Library named for longtime educator
3 DCMS Ded. pic 4
Stacey Gravitt thanked the Dawson County School System for memorializing her aunt, Plennie Robinson, by naming the new Dawson County Middle School library in her honor. - photo by Michele Hester

Dawson County Middle School will welcome its first students Monday. But the halls were alive with laughter and celebration Sunday for the new school’s dedication.


Longtime educator Herbert Robinson, for whom Robinson Elementary School is named, led the ceremony in the new school’s auditorium.


“You cannot imagine what an honor and distinct pleasure it is for me to be with people of Dawson County,” Robinson said.

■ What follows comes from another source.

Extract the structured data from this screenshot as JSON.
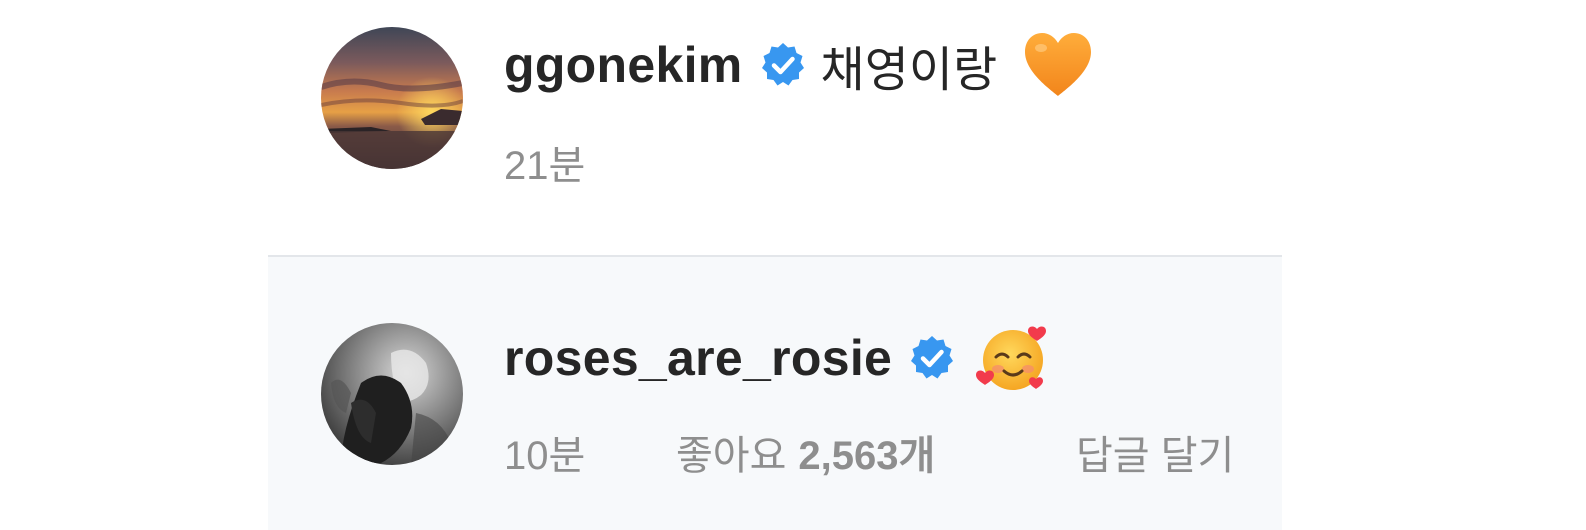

Quoting Thomas Jefferson, Robinson reminded attendees, “Any nation that seeks to be ignorant and free is wishing for something that never was and never will be.”


Paying tribute to Dawson County’s desire to provide quality education to all students, Robinson acknowledged the school system, school officials and said he knows no finer educators.


“We can pledge our support to the school officials and teachers in Dawson County. We can encourage their efforts on every occasion. We even can pledge to serve through sacrifice if necessary, so we will dedicate this building to the furtherance, the education of the students in Dawson County for the betterment of Dawson County,” Robinson said.


Students, teachers and administrators, both past and present, gathered Sunday to take part in the celebration that also included a dedication of the library in honor of longtime educator “Miss Plennie” Robinson, who died last month and was not related to Herbert Robinson.


Wearing a “Thank God for Teachers” lapel pin, local historian Charles Finley began the dedication of the library at the new middle school with “I thank God for Plennie Robinson.”


Plennie Robinson, the library’s namesake, taught school in Dawson County for more than 60 years and is revered as one of the county’s most beloved educators.


Finley, who is currently writing a book about Dawson County schools, described Plennie Robinson as one of his closest friends. 


“I regret that I didn’t get that book published where she could see it. She was very supportive,” Finley added in tears.


Prior to opening the school for student-led tours, the school system presented Plennie Robinson’s family with a plaque that will hang at the entrance of the library in honor of “Miss Plennie’s” love for reading and her ability to tell a story.


“We are truly appreciative of the honor that y’all are giving to her here today, and we are so proud of her accomplishments of her life time,” her niece Stacey Gravitt said. “We are so happy she knew about this.”


E-mail Michele Hester at